”I carried out the order.” The mayor of Mariupol explained why he left the city at the beginning of the war

Sofiia Telishevska, Oksana Kovalenko

Mariupol Mayor Vadym Boychenko left the city on February 27, as special services reported that more than 40 members of the sabotage and reconnaissance groups had arrived with heavy weapons.

"When I received such information, I consulted with the head of the Oblast Military Administration and with people from the special services. They said that I had to leave Mariupol for the night so that I would not be captured. It was February 27. I left. And the next day I could not enter the city, because the sabotage and reconnaissance group was detained just 100 meters in front of us, which, I think, would have opened fire directly on us if it had not been detained. And a little further there was a tank battle. There is a protocol, there is my report that I could not come to Mariupol, everything is recorded," the mayor explained.
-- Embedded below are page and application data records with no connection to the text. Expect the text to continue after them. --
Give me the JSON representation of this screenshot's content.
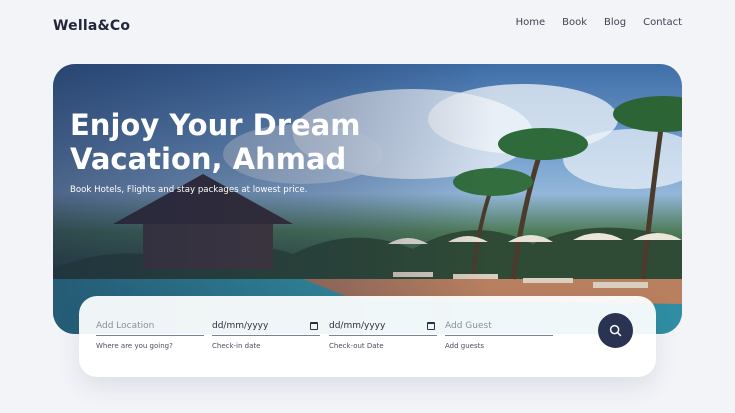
{
  "brand": {
    "name": "Wella&Co"
  },
  "nav": {
    "items": [
      "Home",
      "Book",
      "Blog",
      "Contact"
    ]
  },
  "hero": {
    "title_line1": "Enjoy Your Dream",
    "title_line2": "Vacation, Ahmad",
    "subtitle": "Book Hotels, Flights and stay packages at lowest price."
  },
  "search": {
    "location": {
      "placeholder": "Add Location",
      "hint": "Where are you going?"
    },
    "checkin": {
      "value": "dd/mm/yyyy",
      "hint": "Check-in date"
    },
    "checkout": {
      "value": "dd/mm/yyyy",
      "hint": "Check-out Date"
    },
    "guests": {
      "placeholder": "Add Guest",
      "hint": "Add guests"
    },
    "button_icon": "search-icon"
  },
  "colors": {
    "background": "#f3f4f8",
    "accent": "#2a3352",
    "text": "#23263a"
  }
}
According to him, he left the city by order, but the leader who carried out Boychenkoʼs orders remained in Mariupol.

"By the way, one of the leaders stayed in the city for a long time, carried out all my orders, and left. And now, what do you think is happening to this leader? He needs to pass a polygraph, go through all the interrogations so that we — both our government and our special forces — understand that everything is fine, that he was not recruited," Boychenko added.